# [WHAT YOU SHOULD DO]
All lines in the data that hold the word "Package" need copying.

# [PROVIDED INFORMATION]
[Start of section]
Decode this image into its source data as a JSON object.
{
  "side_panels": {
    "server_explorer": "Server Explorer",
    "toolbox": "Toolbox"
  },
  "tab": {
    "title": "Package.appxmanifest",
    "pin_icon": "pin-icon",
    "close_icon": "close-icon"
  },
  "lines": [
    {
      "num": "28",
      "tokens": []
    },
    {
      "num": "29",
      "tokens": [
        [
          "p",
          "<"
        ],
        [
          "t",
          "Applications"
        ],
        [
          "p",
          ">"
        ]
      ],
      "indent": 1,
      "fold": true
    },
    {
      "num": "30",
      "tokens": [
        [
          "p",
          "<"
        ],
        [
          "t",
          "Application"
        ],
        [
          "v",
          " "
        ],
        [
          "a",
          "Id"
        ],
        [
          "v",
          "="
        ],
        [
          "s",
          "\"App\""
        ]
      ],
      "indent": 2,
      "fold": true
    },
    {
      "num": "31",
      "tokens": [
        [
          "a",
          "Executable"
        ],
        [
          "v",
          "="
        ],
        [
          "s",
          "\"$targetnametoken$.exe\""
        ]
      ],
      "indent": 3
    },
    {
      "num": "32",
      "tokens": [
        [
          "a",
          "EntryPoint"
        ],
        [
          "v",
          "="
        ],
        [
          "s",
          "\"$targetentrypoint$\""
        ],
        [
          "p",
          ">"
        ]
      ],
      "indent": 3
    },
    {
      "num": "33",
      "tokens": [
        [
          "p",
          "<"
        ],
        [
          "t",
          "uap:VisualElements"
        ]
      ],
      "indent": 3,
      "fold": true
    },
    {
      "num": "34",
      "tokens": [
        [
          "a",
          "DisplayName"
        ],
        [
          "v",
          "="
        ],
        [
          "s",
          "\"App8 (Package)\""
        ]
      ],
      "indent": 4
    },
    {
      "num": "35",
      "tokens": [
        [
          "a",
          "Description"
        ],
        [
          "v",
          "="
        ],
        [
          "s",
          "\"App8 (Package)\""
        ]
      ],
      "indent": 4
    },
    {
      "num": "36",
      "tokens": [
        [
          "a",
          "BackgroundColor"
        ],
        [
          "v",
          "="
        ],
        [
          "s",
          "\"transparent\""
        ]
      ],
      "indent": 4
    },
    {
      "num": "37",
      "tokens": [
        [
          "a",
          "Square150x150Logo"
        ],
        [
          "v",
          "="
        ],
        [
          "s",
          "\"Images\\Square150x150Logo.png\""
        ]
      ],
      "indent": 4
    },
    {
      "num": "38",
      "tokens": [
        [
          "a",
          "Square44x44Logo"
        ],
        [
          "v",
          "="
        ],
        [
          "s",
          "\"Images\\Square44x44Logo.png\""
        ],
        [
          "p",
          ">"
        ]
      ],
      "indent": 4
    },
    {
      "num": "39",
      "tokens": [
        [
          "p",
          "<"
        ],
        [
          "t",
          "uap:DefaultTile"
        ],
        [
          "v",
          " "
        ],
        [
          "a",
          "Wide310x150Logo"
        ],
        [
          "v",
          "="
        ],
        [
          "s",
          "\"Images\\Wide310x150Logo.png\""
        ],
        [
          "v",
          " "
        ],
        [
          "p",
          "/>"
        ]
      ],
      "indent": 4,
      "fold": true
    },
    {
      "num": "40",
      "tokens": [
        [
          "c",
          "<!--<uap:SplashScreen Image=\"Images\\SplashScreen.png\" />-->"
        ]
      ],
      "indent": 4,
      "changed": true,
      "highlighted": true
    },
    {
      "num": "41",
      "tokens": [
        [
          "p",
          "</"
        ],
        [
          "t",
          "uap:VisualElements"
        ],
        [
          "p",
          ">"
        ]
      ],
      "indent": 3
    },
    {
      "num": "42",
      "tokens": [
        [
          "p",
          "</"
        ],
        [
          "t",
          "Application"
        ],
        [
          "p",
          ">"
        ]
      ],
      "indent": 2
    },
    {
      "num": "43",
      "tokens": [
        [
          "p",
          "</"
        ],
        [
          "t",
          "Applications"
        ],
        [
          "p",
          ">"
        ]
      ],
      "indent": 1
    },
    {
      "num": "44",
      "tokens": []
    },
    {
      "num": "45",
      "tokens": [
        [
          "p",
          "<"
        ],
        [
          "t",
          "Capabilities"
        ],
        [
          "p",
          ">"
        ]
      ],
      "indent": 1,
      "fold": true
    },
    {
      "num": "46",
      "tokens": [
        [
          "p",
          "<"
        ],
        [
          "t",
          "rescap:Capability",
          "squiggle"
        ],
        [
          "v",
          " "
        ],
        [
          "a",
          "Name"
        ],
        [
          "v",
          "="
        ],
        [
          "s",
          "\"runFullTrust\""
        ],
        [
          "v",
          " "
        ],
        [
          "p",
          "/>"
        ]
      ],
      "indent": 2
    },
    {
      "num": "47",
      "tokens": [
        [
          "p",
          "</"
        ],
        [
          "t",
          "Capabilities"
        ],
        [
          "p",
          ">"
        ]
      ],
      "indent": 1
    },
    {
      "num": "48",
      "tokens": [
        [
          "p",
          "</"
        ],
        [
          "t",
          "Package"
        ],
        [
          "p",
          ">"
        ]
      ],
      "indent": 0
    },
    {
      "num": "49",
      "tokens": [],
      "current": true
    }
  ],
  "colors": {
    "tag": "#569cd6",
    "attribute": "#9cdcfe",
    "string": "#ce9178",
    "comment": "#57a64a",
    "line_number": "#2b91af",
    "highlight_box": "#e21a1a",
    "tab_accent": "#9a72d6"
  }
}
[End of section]
# [OUTPUT FOR THIS TASK]
    "title": "Package.appxmanifest",
          "\"App8 (Package)\""
          "\"App8 (Package)\""
          "Package"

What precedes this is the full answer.